MARINE CORPS BASE CAMP LEJEUNE, N.C. --
Marines and sailors formerly had to travel to different parts of base to use the the Combat Convoy Simulator, Mine Resistant Ambush Protected vehicle Egress Trainer and other simulators aboard Marine Corps Base Camp Lejeune. Thanks to consolidation efforts, now these service members only have to make one stop, the Sim Center on Lyman Road.
The simulators create a realistic training environment for those service members preparing for combat. They are used extensively by many deploying units as part of their pre-deployment training blocks.
The MRAP Egress Trainer teaches Marines how to egress from an MRAP that is flipped on its side or is upside down. This is a valuable skill for any warrior especially those fighting the war on terror overseas.
“During the current war, we had some Marines become trapped when the MRAP rolled over into an irrigation ditch and drown,” said Stephen Olmstead, Deputy Director of Modeling and Simulations. “Marines need to know how to evacuate an MRAP if it rolls over.”
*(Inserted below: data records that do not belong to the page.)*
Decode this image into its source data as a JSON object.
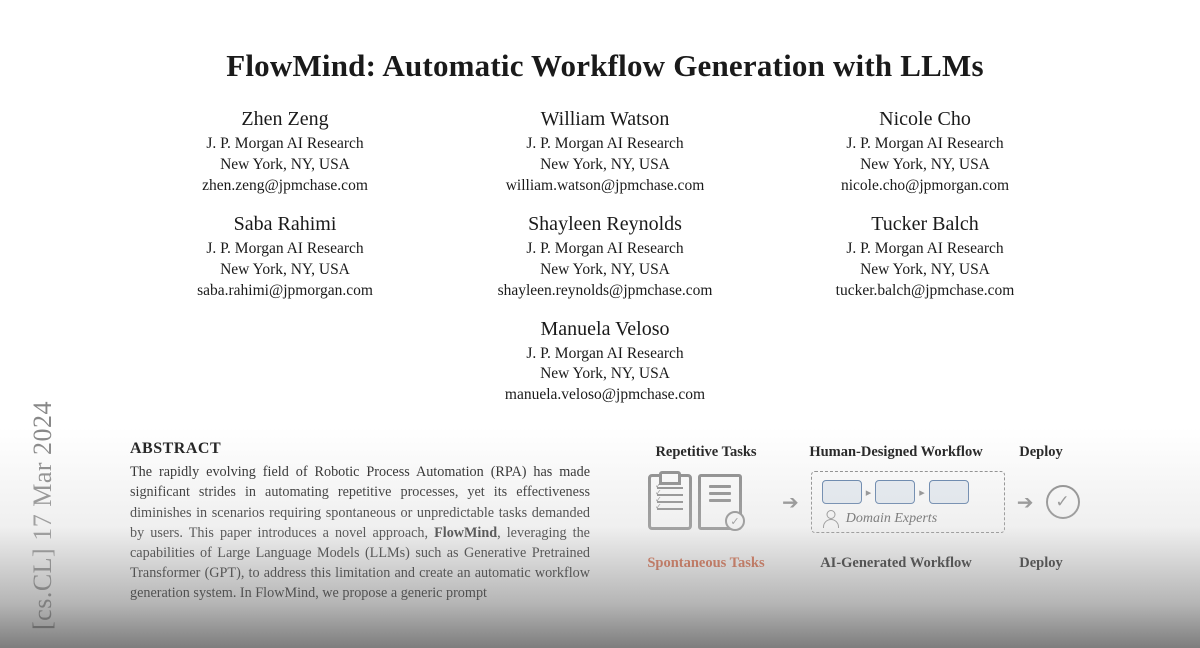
{
  "arxiv_sidebar": "[cs.CL]  17 Mar 2024",
  "title": "FlowMind: Automatic Workflow Generation with LLMs",
  "authors": [
    {
      "name": "Zhen Zeng",
      "affil": "J. P. Morgan AI Research",
      "loc": "New York, NY, USA",
      "email": "zhen.zeng@jpmchase.com"
    },
    {
      "name": "William Watson",
      "affil": "J. P. Morgan AI Research",
      "loc": "New York, NY, USA",
      "email": "william.watson@jpmchase.com"
    },
    {
      "name": "Nicole Cho",
      "affil": "J. P. Morgan AI Research",
      "loc": "New York, NY, USA",
      "email": "nicole.cho@jpmorgan.com"
    },
    {
      "name": "Saba Rahimi",
      "affil": "J. P. Morgan AI Research",
      "loc": "New York, NY, USA",
      "email": "saba.rahimi@jpmorgan.com"
    },
    {
      "name": "Shayleen Reynolds",
      "affil": "J. P. Morgan AI Research",
      "loc": "New York, NY, USA",
      "email": "shayleen.reynolds@jpmchase.com"
    },
    {
      "name": "Tucker Balch",
      "affil": "J. P. Morgan AI Research",
      "loc": "New York, NY, USA",
      "email": "tucker.balch@jpmchase.com"
    },
    {
      "name": "Manuela Veloso",
      "affil": "J. P. Morgan AI Research",
      "loc": "New York, NY, USA",
      "email": "manuela.veloso@jpmchase.com"
    }
  ],
  "abstract": {
    "heading": "ABSTRACT",
    "text_pre": "The rapidly evolving field of Robotic Process Automation (RPA) has made significant strides in automating repetitive processes, yet its effectiveness diminishes in scenarios requiring spontaneous or unpredictable tasks demanded by users. This paper introduces a novel approach, ",
    "bold": "FlowMind",
    "text_post": ", leveraging the capabilities of Large Language Models (LLMs) such as Generative Pretrained Transformer (GPT), to address this limitation and create an automatic workflow generation system. In FlowMind, we propose a generic prompt"
  },
  "figure": {
    "row1": {
      "c1": "Repetitive Tasks",
      "c2": "Human-Designed Workflow",
      "c3": "Deploy",
      "expert_label": "Domain Experts"
    },
    "row2": {
      "c1": "Spontaneous Tasks",
      "c2": "AI-Generated Workflow",
      "c3": "Deploy"
    }
  }
}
The MRAP Egress Trainer is made up of a vehicle cab that is mounted on two rotating wheels on a raised platform. It is based off an earlier rollover trainer, the High Mobility Multi-purpose Wheeled Vehicle Egress Assistance Trainer which is also available at the simulating center.
Along with the MET and the High Mobility Multi-purpose Wheeled Vehicle Egress Assistance Trainer, the Combat Convoy Simulator is also available for units to take advantage of.
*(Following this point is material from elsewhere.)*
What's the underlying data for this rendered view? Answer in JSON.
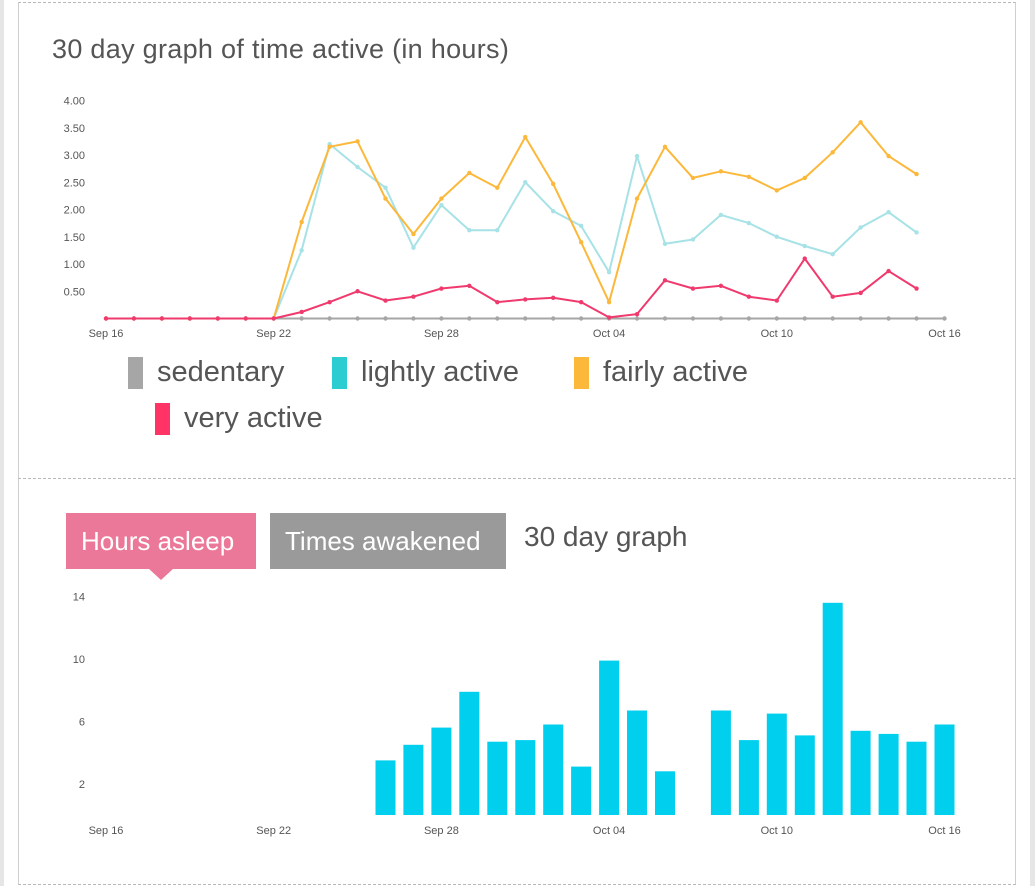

The CCS simulates a convoy through hostile territory. The controller can call in a variety of affects like air strikes, indirect fire or produce opponents armed with rocket-propelled grenades and small arms.
“The CCS is probably the best learning tool that can apply to a deployment,” said Henry Trumble, the site manager of Modeling and Simulations. “They get to experience combat and see the terrain they will be actually encountering when they deploy, but still be in a safe environment.”
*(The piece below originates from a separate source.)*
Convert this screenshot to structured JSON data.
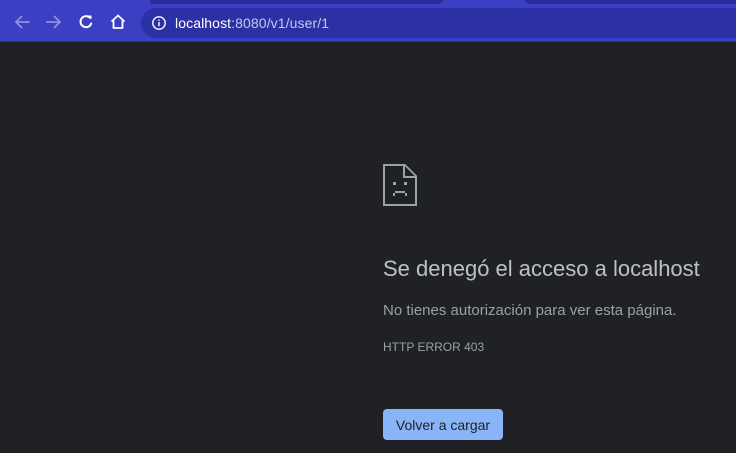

The CCS not only benefits the vehicle operator, but the passengers as well. Marines familiarize themselves with vehicle and small arms weapons utilization, command and control of various vehicles and also improvised explosive device countermeasures.
The CCS goes as far as taking the Iraqi environment or the Afghanistan terrain and implementing it into the simulator. What Marines see is real locations not some made up environment.
“Marines who come through the CCS recognize buildings from Fallujah,” said Olmstead. “Currently we are working on an Afghan database to prepare Marines for what they may encounter in Afghanistan.”
The Supporting Arms Virtual Trainer is currently under construction and after final renovations, Marines can use it to call for indirect fire, bombardments and different types of close air support.
“We don’t know what’s coming next, as far as simulators go, but this is the future,” said Olmstead. “With the consolidation of the simulators units can accomplish more training in a shorter amount of time.”
For more information about the simulators and to schedule a training time units may contact their S-3 operations shop.